Attack Scenario
So when we navigate to​ ​​ a login form appears where on entering a valid email as mentioned above a 4 digit authentication code is sent to that email address.

So the first thing that came to my mind was to enter the victim’s email and start brute-forcing the code, but the application had a strict rate-limiting mechanism in place and it returned ​ HTTP ​ 429 Too Many Requests ​ HTTP response code after 10 wrong attempts, and even after trying multiple settings introducing time delays etc. also the authentication code was not leaked in the response so I was devoid of any success. :(

But failure is not an option.!

The next thing that came to my mind was let’s first have a look at the positive login flow of the application, So I entered an email-id of one of my test accounts and intercepted the positive login flow by proxying it through Burpsuite after clicking on login.

As expected an authentication code was sent to the mentioned email
On entering the right authentication code I was able to log in to that account as expected so I captured that request and dropped it off in the ​ Repeater tab ​ for further investigation. So now looking at what happens after entering the wrong authentication code, the application returns a 401 Unauthorized error code as expected.

After many attempts to bypass the login feature, one thing that grabbed my attention was the error response in the response body stating {“code”:”invalid_credentials”} What if I manipulate the response itself and replace it with the one I captured previously in a successful attempt, So I tried manipulating the response by entering any random 4 digit code and capturing the response for that login attempt on Burpsuite.

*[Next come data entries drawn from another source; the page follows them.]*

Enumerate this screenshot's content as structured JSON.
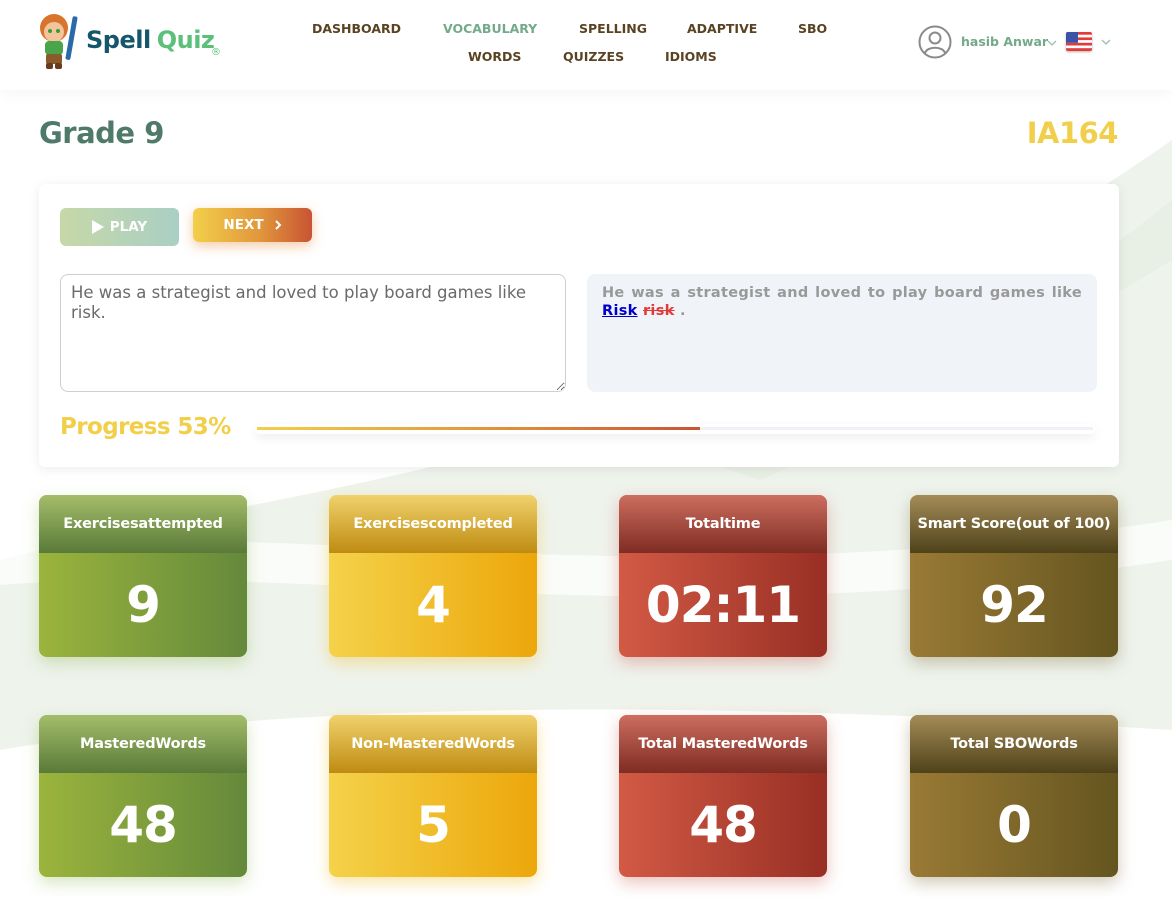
{
  "brand": {
    "name_part1": "Spell",
    "name_part2": "Quiz",
    "registered": "®"
  },
  "nav": {
    "items": [
      {
        "label": "DASHBOARD",
        "active": false
      },
      {
        "label": "VOCABULARY",
        "active": true
      },
      {
        "label": "SPELLING",
        "active": false
      },
      {
        "label": "ADAPTIVE",
        "active": false
      },
      {
        "label": "SBO",
        "active": false
      },
      {
        "label": "WORDS",
        "active": false
      },
      {
        "label": "QUIZZES",
        "active": false
      },
      {
        "label": "IDIOMS",
        "active": false
      }
    ]
  },
  "user": {
    "name": "hasib Anwar",
    "icon": "user-circle-icon",
    "language_flag": "us-flag-icon"
  },
  "page": {
    "title": "Grade 9",
    "quiz_code": "IA164"
  },
  "controls": {
    "play_label": "PLAY",
    "play_icon": "play-icon",
    "next_label": "NEXT",
    "next_icon": "chevron-right-icon"
  },
  "answer": {
    "value": "He was a strategist and loved to play board games like risk."
  },
  "result": {
    "prefix": "He was a strategist and loved to play board games like",
    "correct_word": "Risk",
    "wrong_word": "risk",
    "suffix": "."
  },
  "progress": {
    "label": "Progress 53%",
    "percent": 53
  },
  "stats": [
    {
      "title_line1": "Exercises",
      "title_line2": "attempted",
      "value": "9",
      "theme": "green"
    },
    {
      "title_line1": "Exercises",
      "title_line2": "completed",
      "value": "4",
      "theme": "yellow"
    },
    {
      "title_line1": "Total",
      "title_line2": "time",
      "value": "02:11",
      "theme": "red"
    },
    {
      "title_line1": "Smart Score",
      "title_line2": "(out of 100)",
      "value": "92",
      "theme": "olive"
    },
    {
      "title_line1": "Mastered",
      "title_line2": "Words",
      "value": "48",
      "theme": "green"
    },
    {
      "title_line1": "Non-Mastered",
      "title_line2": "Words",
      "value": "5",
      "theme": "yellow"
    },
    {
      "title_line1": "Total Mastered",
      "title_line2": "Words",
      "value": "48",
      "theme": "red"
    },
    {
      "title_line1": "Total SBO",
      "title_line2": "Words",
      "value": "0",
      "theme": "olive"
    }
  ],
  "colors": {
    "nav_text": "#5a4322",
    "nav_active": "#74a98a",
    "title": "#4f7a6a",
    "quiz_code": "#f2cf4a",
    "progress_label": "#f2cf4a",
    "correct_word": "#0000cc",
    "wrong_word": "#e13a3a"
  }
}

Making some changes to the Response code HTTP/1.1 200 OK and the response body {“verify”:”true”} to resemble a successful attempt.

And guess what? Yeah, you guessed it right.! It worked
Changing the HTTP code from​ ​ HTTP/1.1 401 Unauthorized​ ​ To HTTP/1.1 200 OK and the response value from {“code”:”invalid_credentials”}​ ​ to {“verify”:”true”}

Bypasses the authentication feature implemented as the application and gets us to log in to any User/Admin’s account on that application. This was happening because there was a client-side JavaScript that triggered a subsequent request based on the response received which would set new session cookies as an authenticated user.

I Reported this immediately, and as the team was aware of my previous Account Takeover vulnerabilities this was ​ Triaged and Fixed within 4 hours.

The Fix implemented was:
The entire login flow was revamped and the client-side JavaScript validation was removed and the application was not accepting any user value to the response and manipulating the response gave us an error message.

It was really fun hunting on this program and I’ll be publishing more write-ups in the upcoming days so stay tuned.!

Hope you guys enjoyed it! Do share it across :)
For any queries buzz me up on Twitter:​ ​
Until next time,

Cheers & Stay safe !! :)



Avanish Pathak

Security Consultant at CPX | Lead Pentester @Cobalt_io | Synack Red Team member @Synack | Acknowledged by Google, Microsoft, Apple, and 50+